→ **Prompt**: Print the entries exactly; no image belongs in the copy.

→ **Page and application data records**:
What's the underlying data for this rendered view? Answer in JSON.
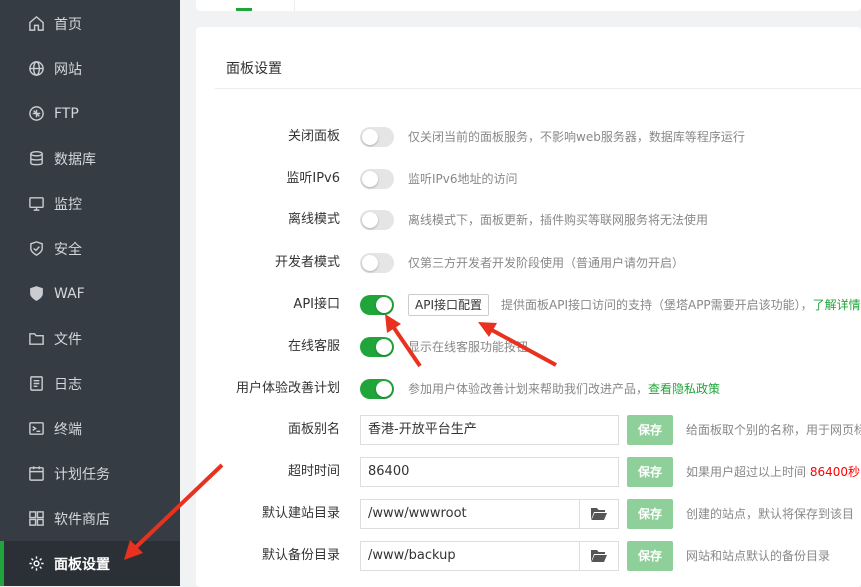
{
  "sidebar": {
    "items": [
      {
        "label": "首页",
        "icon": "home-icon"
      },
      {
        "label": "网站",
        "icon": "globe-icon"
      },
      {
        "label": "FTP",
        "icon": "ftp-icon"
      },
      {
        "label": "数据库",
        "icon": "database-icon"
      },
      {
        "label": "监控",
        "icon": "monitor-icon"
      },
      {
        "label": "安全",
        "icon": "shield-check-icon"
      },
      {
        "label": "WAF",
        "icon": "shield-icon"
      },
      {
        "label": "文件",
        "icon": "folder-icon"
      },
      {
        "label": "日志",
        "icon": "log-icon"
      },
      {
        "label": "终端",
        "icon": "terminal-icon"
      },
      {
        "label": "计划任务",
        "icon": "calendar-icon"
      },
      {
        "label": "软件商店",
        "icon": "grid-icon"
      },
      {
        "label": "面板设置",
        "icon": "gear-icon",
        "active": true
      }
    ]
  },
  "main": {
    "title": "面板设置",
    "settings": {
      "close_panel": {
        "label": "关闭面板",
        "enabled": false,
        "desc": "仅关闭当前的面板服务，不影响web服务器，数据库等程序运行"
      },
      "ipv6": {
        "label": "监听IPv6",
        "enabled": false,
        "desc": "监听IPv6地址的访问"
      },
      "offline": {
        "label": "离线模式",
        "enabled": false,
        "desc": "离线模式下，面板更新，插件购买等联网服务将无法使用"
      },
      "developer": {
        "label": "开发者模式",
        "enabled": false,
        "desc": "仅第三方开发者开发阶段使用（普通用户请勿开启）"
      },
      "api": {
        "label": "API接口",
        "enabled": true,
        "button": "API接口配置",
        "desc": "提供面板API接口访问的支持（堡塔APP需要开启该功能），",
        "link": "了解详情"
      },
      "online_service": {
        "label": "在线客服",
        "enabled": true,
        "desc": "显示在线客服功能按钮"
      },
      "ux_program": {
        "label": "用户体验改善计划",
        "enabled": true,
        "desc": "参加用户体验改善计划来帮助我们改进产品，",
        "link": "查看隐私政策"
      },
      "alias": {
        "label": "面板别名",
        "value": "香港-开放平台生产",
        "save": "保存",
        "desc": "给面板取个别的名称，用于网页标"
      },
      "timeout": {
        "label": "超时时间",
        "value": "86400",
        "save": "保存",
        "desc_prefix": "如果用户超过以上时间 ",
        "desc_highlight": "86400秒,"
      },
      "site_dir": {
        "label": "默认建站目录",
        "value": "/www/wwwroot",
        "save": "保存",
        "desc": "创建的站点，默认将保存到该目"
      },
      "backup_dir": {
        "label": "默认备份目录",
        "value": "/www/backup",
        "save": "保存",
        "desc": "网站和站点默认的备份目录"
      }
    }
  },
  "colors": {
    "accent": "#20a53a",
    "sidebar_bg": "#353c44",
    "save_btn": "#8fd09a",
    "arrow": "#e8321f"
  }
}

→ **Solution to the exercise**:
What's the underlying data for this rendered view? Answer in JSON.
{
  "sidebar": {
    "items": [
      {
        "label": "首页",
        "icon": "home-icon"
      },
      {
        "label": "网站",
        "icon": "globe-icon"
      },
      {
        "label": "FTP",
        "icon": "ftp-icon"
      },
      {
        "label": "数据库",
        "icon": "database-icon"
      },
      {
        "label": "监控",
        "icon": "monitor-icon"
      },
      {
        "label": "安全",
        "icon": "shield-check-icon"
      },
      {
        "label": "WAF",
        "icon": "shield-icon"
      },
      {
        "label": "文件",
        "icon": "folder-icon"
      },
      {
        "label": "日志",
        "icon": "log-icon"
      },
      {
        "label": "终端",
        "icon": "terminal-icon"
      },
      {
        "label": "计划任务",
        "icon": "calendar-icon"
      },
      {
        "label": "软件商店",
        "icon": "grid-icon"
      },
      {
        "label": "面板设置",
        "icon": "gear-icon",
        "active": true
      }
    ]
  },
  "main": {
    "title": "面板设置",
    "settings": {
      "close_panel": {
        "label": "关闭面板",
        "enabled": false,
        "desc": "仅关闭当前的面板服务，不影响web服务器，数据库等程序运行"
      },
      "ipv6": {
        "label": "监听IPv6",
        "enabled": false,
        "desc": "监听IPv6地址的访问"
      },
      "offline": {
        "label": "离线模式",
        "enabled": false,
        "desc": "离线模式下，面板更新，插件购买等联网服务将无法使用"
      },
      "developer": {
        "label": "开发者模式",
        "enabled": false,
        "desc": "仅第三方开发者开发阶段使用（普通用户请勿开启）"
      },
      "api": {
        "label": "API接口",
        "enabled": true,
        "button": "API接口配置",
        "desc": "提供面板API接口访问的支持（堡塔APP需要开启该功能），",
        "link": "了解详情"
      },
      "online_service": {
        "label": "在线客服",
        "enabled": true,
        "desc": "显示在线客服功能按钮"
      },
      "ux_program": {
        "label": "用户体验改善计划",
        "enabled": true,
        "desc": "参加用户体验改善计划来帮助我们改进产品，",
        "link": "查看隐私政策"
      },
      "alias": {
        "label": "面板别名",
        "value": "香港-开放平台生产",
        "save": "保存",
        "desc": "给面板取个别的名称，用于网页标"
      },
      "timeout": {
        "label": "超时时间",
        "value": "86400",
        "save": "保存",
        "desc_prefix": "如果用户超过以上时间 ",
        "desc_highlight": "86400秒,"
      },
      "site_dir": {
        "label": "默认建站目录",
        "value": "/www/wwwroot",
        "save": "保存",
        "desc": "创建的站点，默认将保存到该目"
      },
      "backup_dir": {
        "label": "默认备份目录",
        "value": "/www/backup",
        "save": "保存",
        "desc": "网站和站点默认的备份目录"
      }
    }
  },
  "colors": {
    "accent": "#20a53a",
    "sidebar_bg": "#353c44",
    "save_btn": "#8fd09a",
    "arrow": "#e8321f"
  }
}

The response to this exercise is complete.